Finding collisions

Naive birthday attack

  1. Compute \(2^{n/2}\) hashes of \(2^{n/2}\) arbitrarily chosen messages and store all the message/hash pairs in a list.

  2. Sort the list with respect to the hash value to move any identical hash values next to each other.

  3. Search the sorted list to find two consecutive entries with the same hash value.

This method requires a lot of memory (storing \(2^{n/2}\) message/hash pairs), and sorting lots of elements slows down the search, requiring about \(2^{2n}\) basic operations on average using even the quicksort algorithm.

The Rho method

The Rho method is an algorithm for finding collisions that, unlike the naive birthday attack, requires only a small amount of memory:

  1. Given a hash function with \(n\)-bit hash values, pick some random hash value (\(H_1\)), and define \(H_1 = H'_1\).

  2. Compute \(H_2 = Hash(H_1)\), and \(H'_2 = Hash(Hash(H'_1))\); that is, in the first case apply the hash function once, and in the second case twice.

  3. Iterate the process and compute \(H_i + 1 = Hash(H_i)\), \(H'_i + 1 = Hash(Hash(H'_i))\), until you reach \(i\) such that \(H_i + 1 = H'_i + 1\).

Rho cycle

Advanced collision-finding techniques work by first detecting the start of the cycle and then finding the collision, without storing numerous values in memory and without needing to sort a long list.

Cracking hashes

Having the hash value of something, and wanting to calculate the data it came from, in general, there is no unique solution. For short objects like passwords, there is. If someone uses an MD5 function to obscure a password (done by some old web applications still existing in the wild), then you can reverse it by guessing passwords until finding a match. There is no mathematical way to undo a hash function, so the best way is to make (or use) a library.

Windows passwords

The hash used by, for example, Windows Server is the NT Hash. If two users have the same password, they have exactly the same hash.

The algorithm Microsoft uses takes the password and encodes in Unicode instead of ASCII, to allow for passwords in languages such as Chinese and Japanese that do not encode with 8-bits per character but 16-bits per character. Then it is run through MD4 (an algorithm even older than MD5) to produce the NT hash value.

Because password hashes have no variation and any two users with the same password will have the same hash, all the hackers that had cracked wordlists for the last decades have put their results on the internet. For example, you can use the crackstation or hashes.com. This availability has even resulted in a situation where you can just Google frequently used password hashes.

When the passwords cannot be cracked, you can try guessing using hashlib.
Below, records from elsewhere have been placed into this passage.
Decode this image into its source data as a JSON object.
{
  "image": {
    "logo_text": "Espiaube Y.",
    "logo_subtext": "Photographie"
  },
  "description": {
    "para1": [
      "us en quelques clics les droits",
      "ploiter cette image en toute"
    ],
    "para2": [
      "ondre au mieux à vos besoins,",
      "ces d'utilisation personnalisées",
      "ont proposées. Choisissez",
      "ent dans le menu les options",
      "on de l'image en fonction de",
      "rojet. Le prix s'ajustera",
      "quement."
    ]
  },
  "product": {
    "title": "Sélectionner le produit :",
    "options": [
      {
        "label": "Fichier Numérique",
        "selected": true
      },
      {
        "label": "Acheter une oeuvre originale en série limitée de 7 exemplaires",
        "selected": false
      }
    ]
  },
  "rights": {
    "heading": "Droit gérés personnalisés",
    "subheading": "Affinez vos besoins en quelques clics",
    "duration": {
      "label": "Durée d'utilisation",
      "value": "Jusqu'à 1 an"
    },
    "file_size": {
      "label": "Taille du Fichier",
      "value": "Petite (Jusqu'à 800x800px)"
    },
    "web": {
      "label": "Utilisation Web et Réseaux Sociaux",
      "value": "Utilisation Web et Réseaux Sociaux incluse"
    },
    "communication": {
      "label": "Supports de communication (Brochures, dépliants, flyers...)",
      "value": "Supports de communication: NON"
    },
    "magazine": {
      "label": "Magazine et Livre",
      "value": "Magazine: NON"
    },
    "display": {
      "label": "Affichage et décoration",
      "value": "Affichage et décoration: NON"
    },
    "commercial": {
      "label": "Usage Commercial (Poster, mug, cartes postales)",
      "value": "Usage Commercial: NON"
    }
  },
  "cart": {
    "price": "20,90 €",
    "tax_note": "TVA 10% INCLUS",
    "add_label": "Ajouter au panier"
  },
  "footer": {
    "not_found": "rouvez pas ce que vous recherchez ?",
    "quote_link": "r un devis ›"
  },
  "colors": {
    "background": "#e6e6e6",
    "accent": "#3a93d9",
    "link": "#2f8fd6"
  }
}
Make series of guesses (or use a passwordlist), hash them, and hunt for the answer.

import hashlib

hashlib.new("md4", "password".encode("utf-16le")).hexdigest()

Linux password hashes

In Linux, the hashes can be found in the /etc/shadow file.


After each username comes $6, which indicates it is a type 6 password, then there is a random string of characters that goes up to the next dollar sign, the salt, and then an even longer random string of characters, which is the actual password hash itself.

When users have the same password, they have completely different hashes, because a random salt is added before hashing them, to obscure the fact that these passwords are the same.

Besides salting, stretching is also used. Calculating the hash uses 5,000 rounds of SHA-512, which takes much more CPU time. This might slow down attackers trying to make dictionaries of password hashes.

Make series of guesses (or use a wordlist for a dictionary attack), hash them, and hunt for an answer.

from passlib.hash import sha512_crypt

sha512_crypt.using(salt="ligE06T/QLQMANm9", rounds=5000).hash("password")

This will be very, very, time-consuming. You can also use Hascat or John the Ripper

RootMe challenges


Despite their apparent simplicity, hash functions can cause major security troubles when used at the wrong place or in the wrong way—for example, when weak checksum algorithms like CRCs are used instead of a crypto hash to check file integrity in applications transmitting data over a network. However, this weakness pales in comparison to some others, which can cause total compromise in seemingly secure hash functions.